Go here to read more of our thoughts on the Confidant in general (tl;dr: cuddly book with very graphite-friendly paper).
Grab your Show& Tell while they’re still available, and do some showing and telling of your own.
(This edition was received for free from Baron Fig, but that has not influenced this review. We have bought at least one more so far!)
Henry’s drawing supplies at the Baltimore Museum of Art today all matched. Of course, we followed the rules and left the pen with our coats.
Blackwing Volume 54, the Exquisite Corpse pencil, is here. The spring 2018 release from Blackwing screams SPRING, BLOSSOMS, and YES YES YES. This “Rose Pink” pencil is topped with a silver ferrule and blue eraser and is stamped in teal. Perhaps best of all, it contains Blackwing’s Extra Firm (EF) core that we saw in the 24, the 530, and the 1917.
I’ve seen it referred to as an 80s pencil, but anything with teal screams 90s to me (though it could very well just be that I prefer the 90s, with the angst, the coffee, the auburn hair.
The packing material is even teal, to echo the pencil.
[I should probably begin this post by apologizing if the color of this pencil is way off in my photos. To tell the truth, it’s not entirely on point (!) in Blackwing’s photo, either. The exact shade of pink is elusive.]
It feels weird to “review” a Blackwing that’s really just a pencil I already like with a different paint job, but I think we can say a bit about the theme. This is gutsy. Usually the Blackwing tributes lean toward the masculine (go troll these comments if you’re bored), and the aesthetics usually run on the safe/muted side. This pencil is loud, possibly the brightest premium pencil I own. At a distance, it almost looks like a cheap novelty pencil, but the thickness and quality (of all but one) of the lacquer quickly reveal this to be a lovely Japanese pencil.
This pencil is supposed to have been designed by playing the Exquisite Corpse game, and the subscribers’ kit has cardstock guides for this.
Blackwing certainly has no reason to be making this up, and we can just be happy that the results of the parts work so well together and that this is the second year of three that all four releases have represented all four cores.
The pink and teal look fantastic together. A black or gold ferrule would have been….too much; silver is perfect. I want the eraser to be a different color (the royal blue and teal clash for me), but I can’t say which currently available colors I’d rather have. Custom teal or purple would have been incredible, but, I expect, expensive.
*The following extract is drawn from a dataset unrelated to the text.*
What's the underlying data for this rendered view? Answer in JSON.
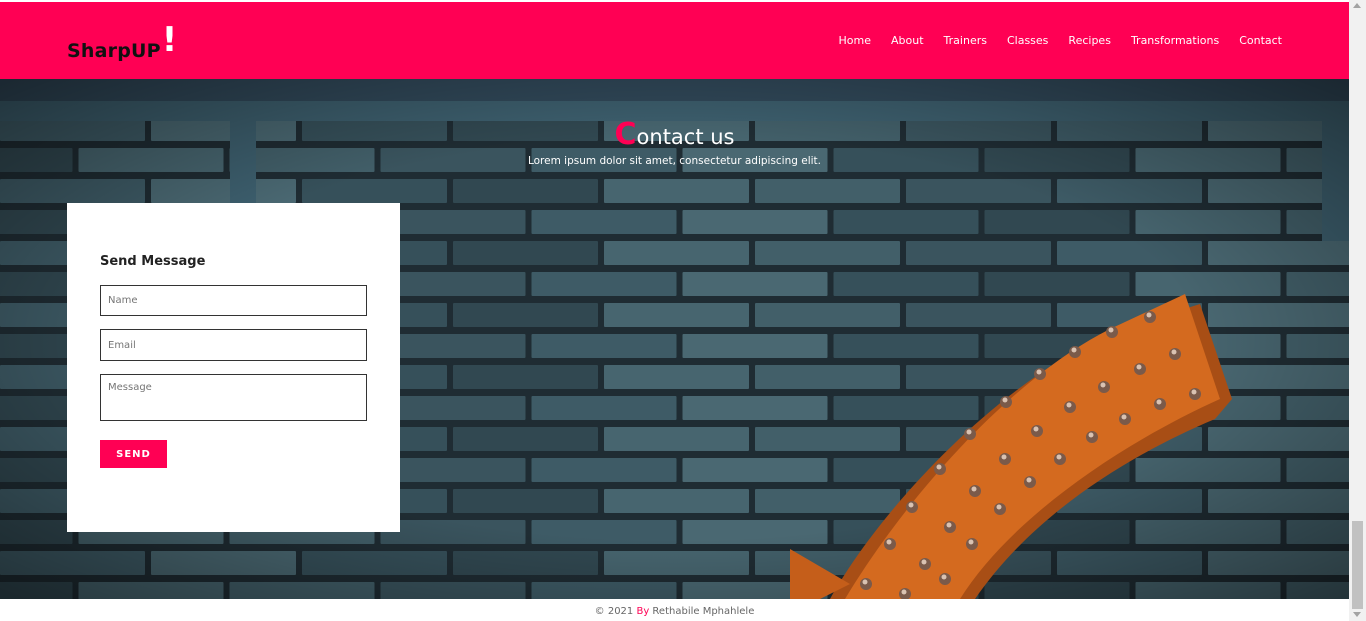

The EF core echoes the original Palomino HB enough that, as my Erasable Podcast co-host Tim put it: “If it’s different from the Palomino, it doesn’t need to be.” It’s a great core. I don’t find that it smears less than the Firm core, but one does not use something as soft as Blackwings expecting no smearing or ghosting. I’m Okay with this.
This pencil looks amazing with the silver Blackwing point protector.
I love Volume 54, and my daughter has a box waiting for her 8th birthday later this month. I told her, truthfully, that they sold out. (And Blackwing reports that this is the Volume that has sold out from their own stock the fastest.) I didn’t tell Charlotte that I ordered a set from The Pencil Shop and that it’s waiting for her.
While pink is not my favorite color for pencils, this Volumes release is a winner for me. The looks are seasonal, and the theme is original and also something in which I’ve long been interested. The EF core and thick finish land this pencil in premium territory.
(These were not samples from the manufacturer. I’ve been a paying subscriber since literally day one.)
Off to the National Portrait Gallery today with my oldest child. We’re prepared.
“Graphite pencil only.” No problem.